Look through the entries below. Report each line that has the word "title" in it.

Data extract –
************

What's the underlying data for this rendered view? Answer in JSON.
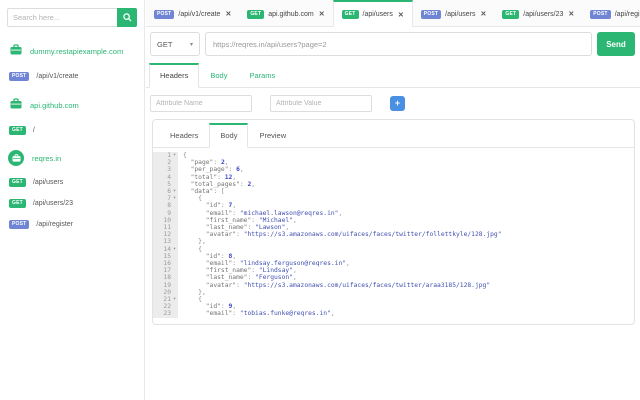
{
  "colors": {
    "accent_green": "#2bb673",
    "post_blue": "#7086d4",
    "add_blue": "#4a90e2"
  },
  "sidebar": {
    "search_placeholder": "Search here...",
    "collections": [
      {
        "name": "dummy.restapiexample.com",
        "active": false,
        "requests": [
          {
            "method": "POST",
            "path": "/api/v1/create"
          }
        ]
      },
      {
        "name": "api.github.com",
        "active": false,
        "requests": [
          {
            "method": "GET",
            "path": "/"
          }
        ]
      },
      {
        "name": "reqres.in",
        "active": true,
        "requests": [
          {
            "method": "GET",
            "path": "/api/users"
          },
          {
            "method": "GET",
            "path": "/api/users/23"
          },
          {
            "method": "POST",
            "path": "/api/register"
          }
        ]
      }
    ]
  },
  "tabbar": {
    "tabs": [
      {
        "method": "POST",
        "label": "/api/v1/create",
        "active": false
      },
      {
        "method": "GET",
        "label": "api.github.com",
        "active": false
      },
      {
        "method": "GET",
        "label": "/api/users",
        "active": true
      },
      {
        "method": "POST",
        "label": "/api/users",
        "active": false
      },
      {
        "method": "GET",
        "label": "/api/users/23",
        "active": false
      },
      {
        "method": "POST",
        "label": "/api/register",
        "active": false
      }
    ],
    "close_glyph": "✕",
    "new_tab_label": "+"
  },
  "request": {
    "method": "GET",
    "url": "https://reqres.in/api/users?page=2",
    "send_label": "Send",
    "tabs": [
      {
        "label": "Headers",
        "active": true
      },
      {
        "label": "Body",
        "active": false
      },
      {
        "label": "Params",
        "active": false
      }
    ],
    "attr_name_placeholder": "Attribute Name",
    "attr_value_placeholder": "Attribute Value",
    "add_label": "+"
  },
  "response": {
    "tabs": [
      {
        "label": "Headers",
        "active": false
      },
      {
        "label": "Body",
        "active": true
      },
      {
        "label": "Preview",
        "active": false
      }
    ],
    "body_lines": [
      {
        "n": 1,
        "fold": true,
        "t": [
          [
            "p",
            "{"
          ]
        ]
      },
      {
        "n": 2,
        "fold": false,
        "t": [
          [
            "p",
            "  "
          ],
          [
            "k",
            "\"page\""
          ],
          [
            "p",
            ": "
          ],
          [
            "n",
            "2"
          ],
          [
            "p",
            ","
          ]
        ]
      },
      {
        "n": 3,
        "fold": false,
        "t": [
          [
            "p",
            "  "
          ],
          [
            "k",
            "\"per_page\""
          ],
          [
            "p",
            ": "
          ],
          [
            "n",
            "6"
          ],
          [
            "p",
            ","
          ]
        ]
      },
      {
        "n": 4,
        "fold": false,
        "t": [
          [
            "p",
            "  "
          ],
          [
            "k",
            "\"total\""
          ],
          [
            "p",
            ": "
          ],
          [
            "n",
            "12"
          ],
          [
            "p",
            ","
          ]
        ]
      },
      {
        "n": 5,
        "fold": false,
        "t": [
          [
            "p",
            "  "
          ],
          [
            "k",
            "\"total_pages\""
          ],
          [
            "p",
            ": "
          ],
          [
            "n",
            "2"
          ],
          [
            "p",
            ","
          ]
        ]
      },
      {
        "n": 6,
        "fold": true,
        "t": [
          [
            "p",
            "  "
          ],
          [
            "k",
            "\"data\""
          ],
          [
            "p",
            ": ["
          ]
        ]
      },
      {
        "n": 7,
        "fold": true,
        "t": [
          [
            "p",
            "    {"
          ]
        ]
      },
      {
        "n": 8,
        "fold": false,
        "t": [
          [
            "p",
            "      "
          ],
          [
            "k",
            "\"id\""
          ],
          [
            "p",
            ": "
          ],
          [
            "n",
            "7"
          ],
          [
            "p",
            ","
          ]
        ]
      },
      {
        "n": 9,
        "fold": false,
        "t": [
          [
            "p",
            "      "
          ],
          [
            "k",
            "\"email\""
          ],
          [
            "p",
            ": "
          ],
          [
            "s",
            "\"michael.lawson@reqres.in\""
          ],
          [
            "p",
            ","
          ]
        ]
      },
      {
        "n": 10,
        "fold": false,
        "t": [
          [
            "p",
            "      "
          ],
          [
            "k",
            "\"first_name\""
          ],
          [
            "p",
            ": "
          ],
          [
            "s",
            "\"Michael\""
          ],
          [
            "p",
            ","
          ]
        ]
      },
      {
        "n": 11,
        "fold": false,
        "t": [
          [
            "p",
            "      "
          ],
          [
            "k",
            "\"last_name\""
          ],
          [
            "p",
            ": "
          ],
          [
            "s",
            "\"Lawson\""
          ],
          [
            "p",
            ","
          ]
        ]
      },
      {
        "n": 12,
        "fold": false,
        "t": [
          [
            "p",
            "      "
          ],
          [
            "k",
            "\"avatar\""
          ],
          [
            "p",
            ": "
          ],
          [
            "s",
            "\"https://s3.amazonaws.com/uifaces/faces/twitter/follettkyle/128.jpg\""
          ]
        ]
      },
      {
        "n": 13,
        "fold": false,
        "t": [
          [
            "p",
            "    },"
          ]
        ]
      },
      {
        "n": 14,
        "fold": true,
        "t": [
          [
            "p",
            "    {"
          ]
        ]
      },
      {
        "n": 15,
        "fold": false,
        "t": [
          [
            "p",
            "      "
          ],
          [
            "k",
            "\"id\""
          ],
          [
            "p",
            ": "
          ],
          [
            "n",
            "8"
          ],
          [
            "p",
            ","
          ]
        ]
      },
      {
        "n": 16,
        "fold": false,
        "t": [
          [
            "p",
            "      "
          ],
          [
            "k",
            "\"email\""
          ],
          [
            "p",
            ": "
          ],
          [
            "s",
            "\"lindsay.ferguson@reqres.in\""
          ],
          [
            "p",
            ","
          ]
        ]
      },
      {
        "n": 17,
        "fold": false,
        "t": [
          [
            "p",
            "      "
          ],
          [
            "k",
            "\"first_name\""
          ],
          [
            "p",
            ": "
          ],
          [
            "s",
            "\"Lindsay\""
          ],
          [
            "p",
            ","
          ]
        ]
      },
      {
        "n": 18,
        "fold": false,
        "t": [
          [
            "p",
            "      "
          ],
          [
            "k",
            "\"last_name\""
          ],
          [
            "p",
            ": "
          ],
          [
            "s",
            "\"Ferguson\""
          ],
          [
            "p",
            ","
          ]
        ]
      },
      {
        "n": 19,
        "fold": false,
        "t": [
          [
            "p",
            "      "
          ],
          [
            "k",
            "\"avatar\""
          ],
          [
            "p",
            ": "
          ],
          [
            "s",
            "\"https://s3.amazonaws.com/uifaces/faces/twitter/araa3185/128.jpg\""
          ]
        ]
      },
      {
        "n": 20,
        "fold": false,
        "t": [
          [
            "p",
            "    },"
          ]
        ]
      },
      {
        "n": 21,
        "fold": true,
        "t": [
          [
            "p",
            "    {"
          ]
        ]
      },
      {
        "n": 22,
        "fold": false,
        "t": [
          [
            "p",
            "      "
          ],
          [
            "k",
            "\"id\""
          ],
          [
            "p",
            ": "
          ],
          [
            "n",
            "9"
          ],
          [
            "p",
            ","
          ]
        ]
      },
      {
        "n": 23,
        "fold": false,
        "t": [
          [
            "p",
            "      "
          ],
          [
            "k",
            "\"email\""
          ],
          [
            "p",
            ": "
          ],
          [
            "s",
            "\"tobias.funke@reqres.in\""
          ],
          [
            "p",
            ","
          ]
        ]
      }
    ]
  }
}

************

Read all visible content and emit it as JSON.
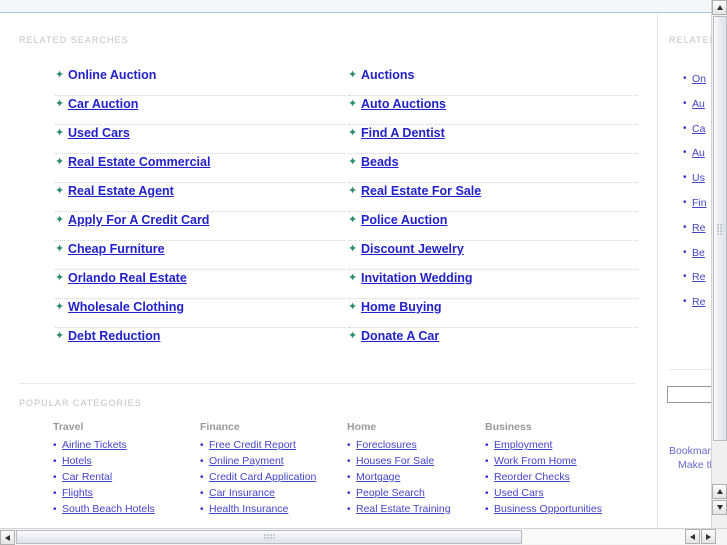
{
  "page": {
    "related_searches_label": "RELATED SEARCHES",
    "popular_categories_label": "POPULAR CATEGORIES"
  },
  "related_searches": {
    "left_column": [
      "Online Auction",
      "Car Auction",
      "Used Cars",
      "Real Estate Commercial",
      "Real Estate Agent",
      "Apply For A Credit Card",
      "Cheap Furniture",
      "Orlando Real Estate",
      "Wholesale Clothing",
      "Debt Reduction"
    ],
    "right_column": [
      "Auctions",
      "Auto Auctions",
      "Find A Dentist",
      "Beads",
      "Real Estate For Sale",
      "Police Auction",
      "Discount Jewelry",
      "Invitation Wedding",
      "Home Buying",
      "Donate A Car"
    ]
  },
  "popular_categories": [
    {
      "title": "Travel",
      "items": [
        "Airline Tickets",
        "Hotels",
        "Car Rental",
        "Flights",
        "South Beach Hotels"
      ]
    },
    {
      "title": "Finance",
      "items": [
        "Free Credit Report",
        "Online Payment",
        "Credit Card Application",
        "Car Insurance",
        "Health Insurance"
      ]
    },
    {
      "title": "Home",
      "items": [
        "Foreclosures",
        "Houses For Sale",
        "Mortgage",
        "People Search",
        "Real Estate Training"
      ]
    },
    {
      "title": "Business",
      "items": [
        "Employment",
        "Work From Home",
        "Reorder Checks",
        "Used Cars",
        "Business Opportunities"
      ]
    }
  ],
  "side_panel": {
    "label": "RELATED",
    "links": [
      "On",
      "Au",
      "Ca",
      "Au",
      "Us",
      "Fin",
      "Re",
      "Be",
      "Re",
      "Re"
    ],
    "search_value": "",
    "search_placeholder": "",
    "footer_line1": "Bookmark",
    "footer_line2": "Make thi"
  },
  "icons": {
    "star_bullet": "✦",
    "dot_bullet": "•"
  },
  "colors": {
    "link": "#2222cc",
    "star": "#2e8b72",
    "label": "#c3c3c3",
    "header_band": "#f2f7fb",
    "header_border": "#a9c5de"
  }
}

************

Your solution –
      "title": "Travel",
      "title": "Finance",
      "title": "Home",
      "title": "Business",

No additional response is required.